So, how do we avoid this fate? If I had the magic answer I would write a book, and of course share the profits with all of you. But seriously, both the landowner and the woman started out acting in ways that were prudent, planning for the future, being fiscally conservative. Somewhere along the way they got off track. Kingdom living is just as challenging for each of us- and rather than give answers Jesus leaves us with lots of questions. How can we be satisfied with the beauty of the abundance and relationships God gives? How can we trust God to provide “enough” when our needs and the needs of others clash- when we hear “you can’t always get what you want?” We too need to stop only talking to ourselves about numbers and stuff and worries, and to talk to God. God wants to provide abundance for us, but also for others. To sort out how to balance legitimate focus on ourselves and the concerns of our neighbors, our best guidance comes from our being rich toward our relationship with God- tending our relationship, in prayer, in study of Scripture and in dialogue with others. God gives us the treasure of these things.

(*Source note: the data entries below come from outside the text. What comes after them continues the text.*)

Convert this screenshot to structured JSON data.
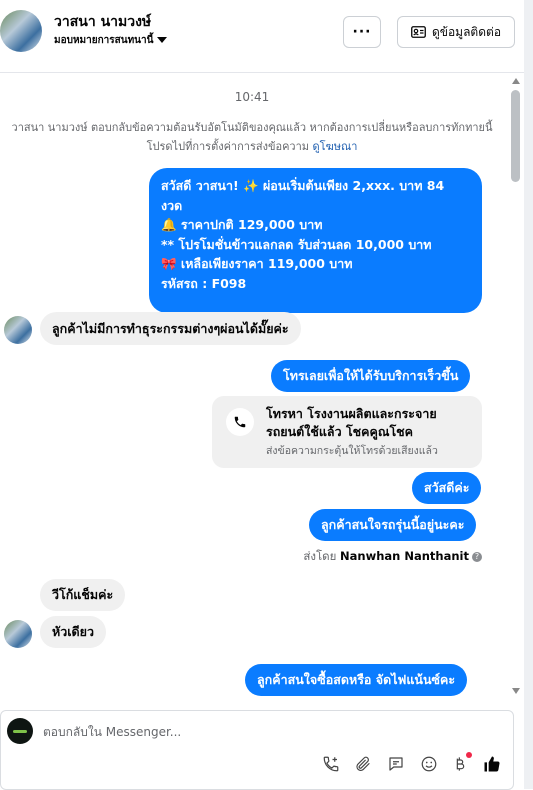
{
  "header": {
    "contact_name": "วาสนา นามวงษ์",
    "assign_label": "มอบหมายการสนทนานี้",
    "more_button": "···",
    "view_contact_label": "ดูข้อมูลติดต่อ"
  },
  "conversation": {
    "time": "10:41",
    "notice_text": "วาสนา นามวงษ์ ตอบกลับข้อความต้อนรับอัตโนมัติของคุณแล้ว หากต้องการเปลี่ยนหรือลบการทักทายนี้ โปรดไปที่การตั้งค่าการส่งข้อความ",
    "notice_link": "ดูโฆษณา",
    "messages": [
      {
        "direction": "out",
        "lines": [
          "สวัสดี วาสนา! ✨  ผ่อนเริ่มต้นเพียง 2,xxx. บาท 84",
          "งวด",
          "🔔 ราคาปกติ 129,000 บาท",
          "** โปรโมชั่นข้าวแลกลด รับส่วนลด 10,000 บาท",
          "🎀  เหลือเพียงราคา 119,000 บาท",
          " รหัสรถ : F098"
        ]
      },
      {
        "direction": "in",
        "text": "ลูกค้าไม่มีการทำธุระกรรมต่างๆผ่อนได้มั๊ยค่ะ"
      },
      {
        "direction": "out",
        "text": "โทรเลยเพื่อให้ได้รับบริการเร็วขึ้น"
      },
      {
        "direction": "out",
        "type": "call",
        "title": "โทรหา โรงงานผลิตและกระจายรถยนต์ใช้แล้ว โชคคูณโชค",
        "subtitle": "ส่งข้อความกระตุ้นให้โทรด้วยเสียงแล้ว"
      },
      {
        "direction": "out",
        "text": "สวัสดีค่ะ"
      },
      {
        "direction": "out",
        "text": "ลูกค้าสนใจรถรุ่นนี้อยู่นะคะ"
      },
      {
        "direction": "in",
        "text": "วีโก้แช็มค่ะ"
      },
      {
        "direction": "in",
        "text": "หัวเดียว"
      },
      {
        "direction": "out",
        "text": "ลูกค้าสนใจซื้อสดหรือ จัดไฟแน้นซ์คะ"
      }
    ],
    "sent_by_prefix": "ส่งโดย",
    "sent_by_name": "Nanwhan Nanthanit",
    "sent_by_help": "?"
  },
  "composer": {
    "placeholder": "ตอบกลับใน Messenger...",
    "tools": [
      "phone-plus-icon",
      "paperclip-icon",
      "saved-reply-icon",
      "emoji-icon",
      "baht-icon",
      "thumbs-up-icon"
    ]
  },
  "colors": {
    "outgoing_bubble": "#0a7cff",
    "incoming_bubble": "#f0f0f0",
    "link": "#1f5fb0",
    "notification_dot": "#f02849"
  }
}
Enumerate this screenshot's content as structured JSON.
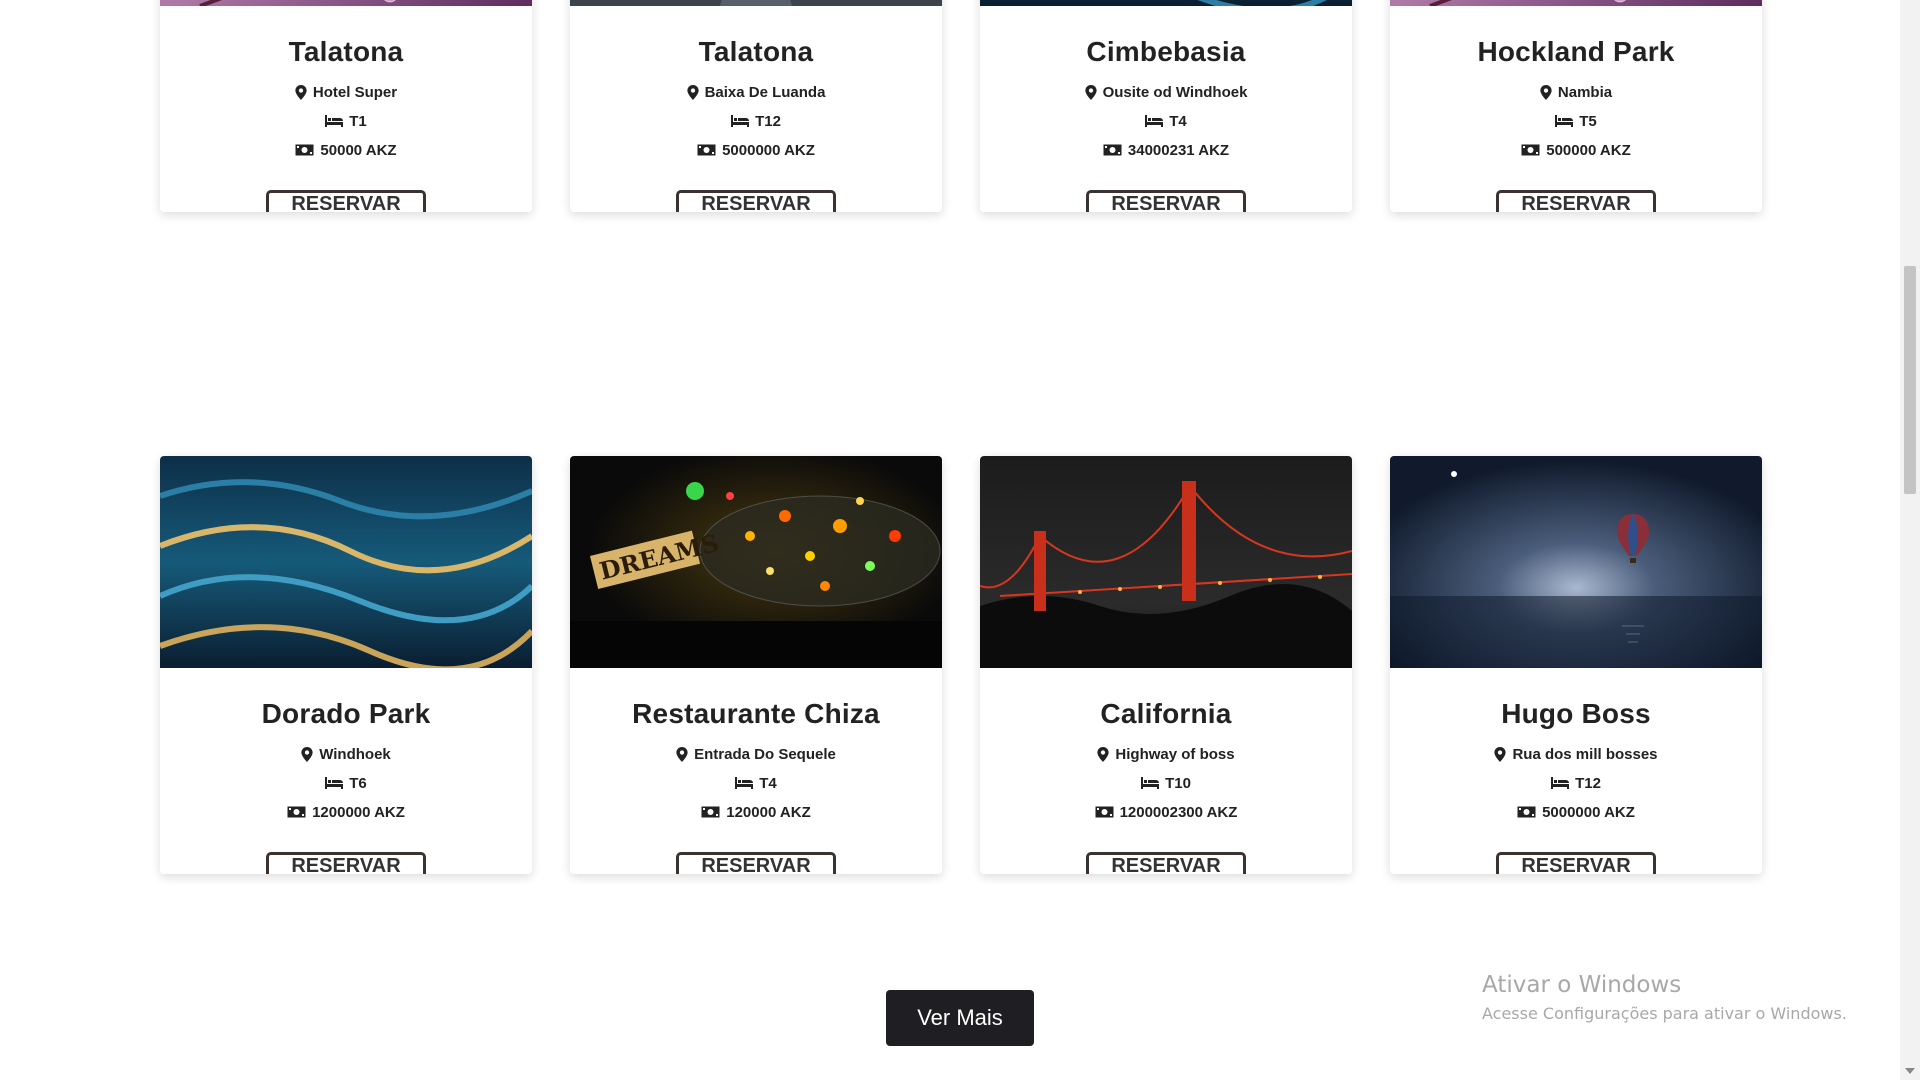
{
  "cards": [
    {
      "title": "Talatona",
      "location": "Hotel Super",
      "rooms": "T1",
      "price": "50000 AKZ",
      "button": "RESERVAR",
      "image": "purple-leaf-droplets"
    },
    {
      "title": "Talatona",
      "location": "Baixa De Luanda",
      "rooms": "T12",
      "price": "5000000 AKZ",
      "button": "RESERVAR",
      "image": "night-street"
    },
    {
      "title": "Cimbebasia",
      "location": "Ousite od Windhoek",
      "rooms": "T4",
      "price": "34000231 AKZ",
      "button": "RESERVAR",
      "image": "blue-waves"
    },
    {
      "title": "Hockland Park",
      "location": "Nambia",
      "rooms": "T5",
      "price": "500000 AKZ",
      "button": "RESERVAR",
      "image": "purple-leaf-droplets"
    },
    {
      "title": "Dorado Park",
      "location": "Windhoek",
      "rooms": "T6",
      "price": "1200000 AKZ",
      "button": "RESERVAR",
      "image": "blue-waves"
    },
    {
      "title": "Restaurante Chiza",
      "location": "Entrada Do Sequele",
      "rooms": "T4",
      "price": "120000 AKZ",
      "button": "RESERVAR",
      "image": "dreams-bottle-lights",
      "image_text": "DREAMS"
    },
    {
      "title": "California",
      "location": "Highway of boss",
      "rooms": "T10",
      "price": "1200002300 AKZ",
      "button": "RESERVAR",
      "image": "golden-gate-night"
    },
    {
      "title": "Hugo Boss",
      "location": "Rua dos mill bosses",
      "rooms": "T12",
      "price": "5000000 AKZ",
      "button": "RESERVAR",
      "image": "balloon-night-sea"
    }
  ],
  "icons": {
    "location": "map-pin-icon",
    "rooms": "bed-icon",
    "price": "money-bill-icon"
  },
  "more_button": "Ver Mais",
  "watermark": {
    "title": "Ativar o Windows",
    "subtitle": "Acesse Configurações para ativar o Windows."
  },
  "colors": {
    "button_border": "#3b3330",
    "more_button_bg": "#1f1f23",
    "watermark": "#a8a8a8"
  }
}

Then we can hear the words of Jesus, as loving teacher who takes the time to remind us as children of an important life lesson, loves us enough to remind us to step outside our barns and back into the treasure of our world, reminding us of how God gives us abundance in relationships and how we are meant to be that abundance for each other. But when we get off track, to see we’re also given the grace of a God who knows our challenges and loves us even when we fail to keep perspective. Who promises each of us that long after the stuff is gone, we are claimed forever by a loving God who in Christ has given us the greatest treasure of all. In this we have life and we are truly rich.


Stratoz said...

in both sermons, what appeals to me is the connection you make to your own life or others in your life to the message.

But I think I have had enough sermons for one day.

Law+Gospel said...

thanks- me too!